He will give the tent to his sister, a principal whose school was destroyed. Her house is unlivable because of a giant crack. A tent can cost thousands of dollars inside Haiti.
The solar panel will be used to charge his niece's computer. A college nursing student, she was rescued after being trapped under concrete when her school collapsed.
"My sister told me that what we see on TV is not enough," he said. "'When you come on the ground, you will see the disaster and it's going to shake you,' she told me. Like, 75 percent of Port au Prince is destroyed."
Charles is also bringing cash for his family to buy food and water. "I don't know what they are going to do," he said.
Charles left Haiti in 2002 after gangs repeatedly plundered his barber shop for cash. At first he left for Canada, and then joined his wife's family in Massachusetts. Today he is a permanent resident with a green card and rents a barber chair in Brockton. His wife works at a TJ Maxx store.
"I love my family," he said of the do-it-yourself relief effort.
"This is the biggest thing he has done so far," said Charles' 22-year-old daughter, Sundia Bourdiau, who is married and a student at Bunker Hill Community College in Boston.
"He wanted to go over and help. When it comes to doing the right thing, my Dad doesn't think about money. He worries about that later."
More Help Gets in With Individuals
Gabriel Demosthene, a Haitian pastor who leads the Tabernacle of Salvation Church in Miami, is also a one-man relief band. He has returned to his homeland several times since the earthquake and leaves again March 22.
In addition to leading a 40-member congregation, he runs a radio show in English and Creole, mobilizing his listeners to find ways to help the Haitians.
"I talked to them about having more compassion and love for their country and homeland," he said. "But then I decided to do something."
So, Demosthene raised $2,300, and not just from Haitians. He even asked his children to donate their tax refunds. He and another pastor friend booked a commercial flight with nine bags -- paying the fares and extra baggage fees on their own.
"When I saw the devastation, I cried," he said. "There is big time lack of leadership and you see all the misery and nothing goes out to the people. Food is not really distributed to people who need it."
They distributed food and money, then helped lay the foundation for a new church, after one was destroyed in the quake.
"Our first trip we brought rice and beans and the second time, many friends gave me medical supplies and we hired nurses in Haiti to give the medical care to people," he said. "We saw 300 patients."
Demosthene is convinced that bypassing organized aid groups gets more help to the people.
"The problem is too much bureaucracy," according to Demosthene. "I know the country culturally speaking. We did so much with so little. It's very important to use the people on the ground, in the situation. I know how to interact with people."
Even Angelo Grousse, who works with the umbrella organization HALO, said these entrepreneurial aid workers like Demosthene and Charles are "inspirational," but not surprising in the context of Haiti's cultural values.
"You'll find a very generous people," said Grousse, who just returned from a medical mission to Haiti under the auspices of a United Nations flight.

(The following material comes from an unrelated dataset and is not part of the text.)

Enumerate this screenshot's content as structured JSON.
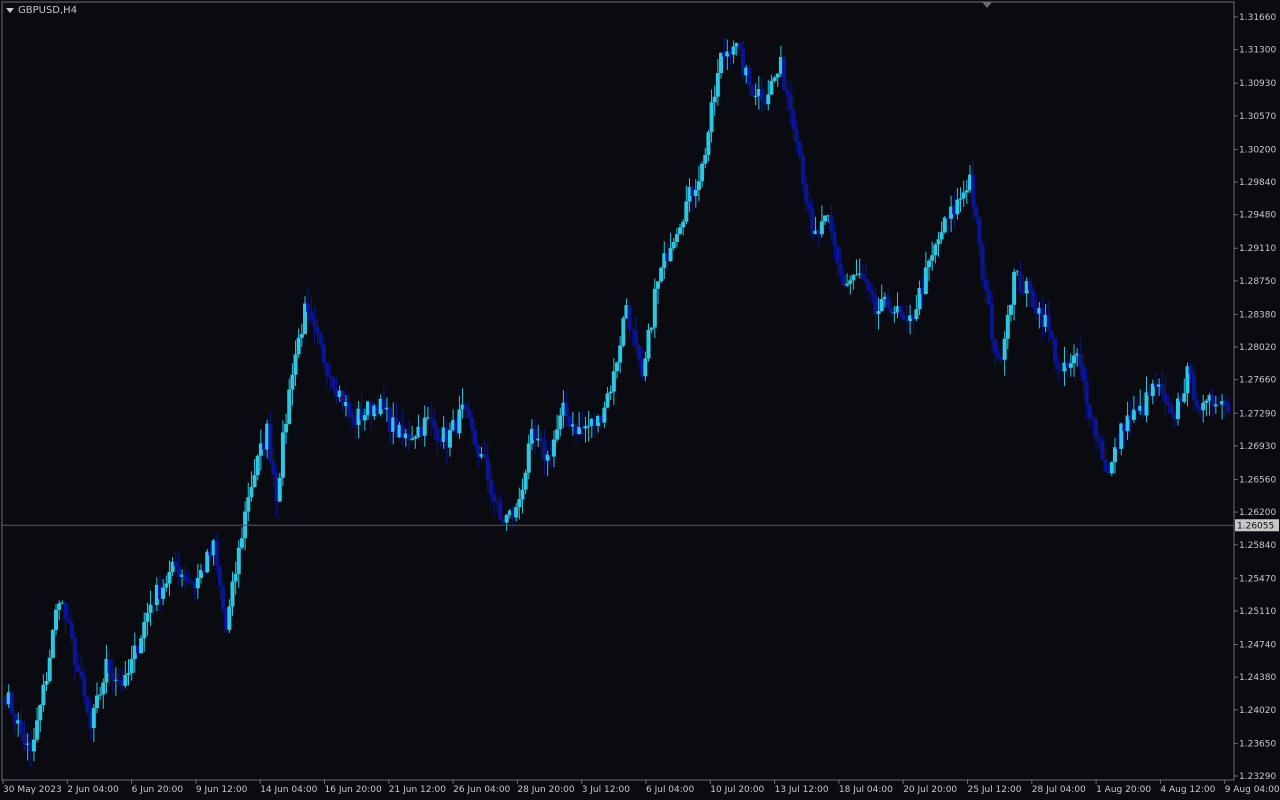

"They will help their relatives and friends and feel a duty and an obligation to help," he said. "They start with the immediate family and friends and neighbors, then go from there to other people from their city. Everyone takes care of their own.
"In Haiti, your family is your root. This is why you are who you are and you always remain connected," Grousse said. "It's a very rare Haitian who is not willing to support the other ones in need without asking for anything in return."